Most of AZ knows about ESA vouchers due to the epic battle against Prop 305 Universal Voucher Expansion in 2018 (which AZ voters rejected by 2:1 margins). But what most Arizonans don’t know is that there is another private school voucher program that has drained over $1 Billion from our public schools – STOs.
Here are some of the most frequently asked questions we get about STO vouchers:
1. What does “STO” stand for?
STO stands for School Tuition Organizations, which are private companies that any individual can set up to process tax credits for private school “scholarships” (aka, vouchers). The tax credits can be collected by individuals or corporations.
STOs are able to skim 10% off the top of these tax credits in order to administer the vouchers (in other states, this fee is limited to 3-5%). Arizona Christian STO, one of AZ’s largest and oldest STOs, has processed $178.7 million in donations since 1998. ACSTO’s owners (including former AZ Senate President Yarbrough who *coincidentally* advocated for STO expansion) have pocketed nearly $18 million to divert tax dollars to private, Christian schools.
2. Who can use STO vouchers?
There are two types of STO vouchers – individual and corporate.

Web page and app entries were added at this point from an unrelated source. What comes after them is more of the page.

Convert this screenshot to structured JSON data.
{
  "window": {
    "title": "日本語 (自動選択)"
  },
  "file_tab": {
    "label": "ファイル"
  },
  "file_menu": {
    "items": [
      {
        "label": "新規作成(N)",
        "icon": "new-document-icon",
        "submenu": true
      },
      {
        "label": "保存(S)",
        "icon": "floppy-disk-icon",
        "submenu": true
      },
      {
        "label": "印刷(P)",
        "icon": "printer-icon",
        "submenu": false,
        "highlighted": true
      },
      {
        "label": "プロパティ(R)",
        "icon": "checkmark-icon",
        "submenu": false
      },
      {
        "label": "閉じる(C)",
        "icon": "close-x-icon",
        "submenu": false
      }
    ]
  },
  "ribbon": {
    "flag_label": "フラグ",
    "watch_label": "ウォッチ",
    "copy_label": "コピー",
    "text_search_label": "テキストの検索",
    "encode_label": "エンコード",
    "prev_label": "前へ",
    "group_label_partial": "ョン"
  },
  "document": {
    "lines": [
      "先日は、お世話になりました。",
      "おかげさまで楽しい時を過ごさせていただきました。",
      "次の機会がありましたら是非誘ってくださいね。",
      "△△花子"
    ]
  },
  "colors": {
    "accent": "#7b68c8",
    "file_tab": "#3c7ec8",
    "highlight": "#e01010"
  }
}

Individual STO vouchers are dollar-for-dollar tax credits ($2000 individual; $4000 married) that can be claimed every year to send a child to private school. (In contrast, families wishing to send tax credits to public schools are limited to one-tenth that amount.) Individual STO vouchers are typically utilized by families sending their children to religious schools.
Corporations can donate practically unlimited funds to provide tuition “scholarships” (vouchers) for private, religious schools. There’s a “cap,” but it’s never met. There are some slight limitations on corporate STO vouchers, but not many. The Low Income Corporate STO can fund vouchers for “low-income” students (a family of 4 making less than $107,000 per year qualifies) who are switching from public schools, members of military families, or enrolling in kindergarten. The Disabled/Displaced Corporate STO can fund vouchers to children with special needs or foster placement.
3. Do STO vouchers divert funds from public schools?
Absolutely. STOs rake in approximately $157 million every year in Arizona ($101 million from individuals, $56.6 million from corporations in 2016). This money is diverted from the State’s general fund, which is, of course, the source of funding for our public schools. So the answer is an emphatic “yes.”
STO vouchers siphon nearly $160 Million from our public schools each year – the equivalent of a 5% raise for educators, or the hiring of 2500 new teachers, or a laptop for every student in the state. You get the picture, it’s a LOT of money — more than $1 BILLION dollars since the program started in 1998.
4. Are there limitations on STO vouchers?
Yes and no. There is no limit to how much a corporation can donate each year, which creates $48 million in corporate tax credits each year. Astoundingly, the cap on STO vouchers automatically increases by 20% every year, and will reach $383 Million by 2027. In the next 10 years, corporations will be able to donate half a billion dollars per year to STOs, meaning they will have $0 in corporate tax liability.
Individual families are limited to $4000 per year. While is illegal to earmark donations to “swap” scholarships (you donate $4000 for my child, I’ll donate $4000 for yours), this is a common practice and there is little to no oversight. “Switcher” STOs vouchers are only offered to students opting out of public schools.
5. Are STO vouchers legal?
Surprisingly, yes. 93% of students receiving an STO voucher attend a school with a religious affiliation, yet Kotterman v. Killian (1999) determined that STO vouchers do not violate the separation of church and state, because they do “not overly entangle the government with religion because the state does not distribute funds or monitor their application.” Broken down, the court ruled that because the money goes to a third-party voucher broker, the state is effectively separated from the church.
Much like ESAs, Arizona has been the national petri dish for the STO voucher program for the past 18 years. Many other states have seen similar programs introduced in their legislatures, and many states have successfully staved them off. Some states have pointed to Arizona’s failed system as an example of what can go wrong when voucher brokers are attracted by extremely high profits rather than excellent educational outcomes.
Several Arizona lawmakers have introduced bills this Legislative session calling for a sharp decrease in the automatic STO cap growth. Others have called for a reduction of the “voucher broker” admin fee, lowering it from 10 to 5%. These are excellent reforms. Last year, the Legislature failed to further expand STO vouchers. But, vouchers are like vampires, they never die. Thus far, there have been zero STO voucher expansion bills introduced this session. See our SOSAZ Legislative Update to stay up to date.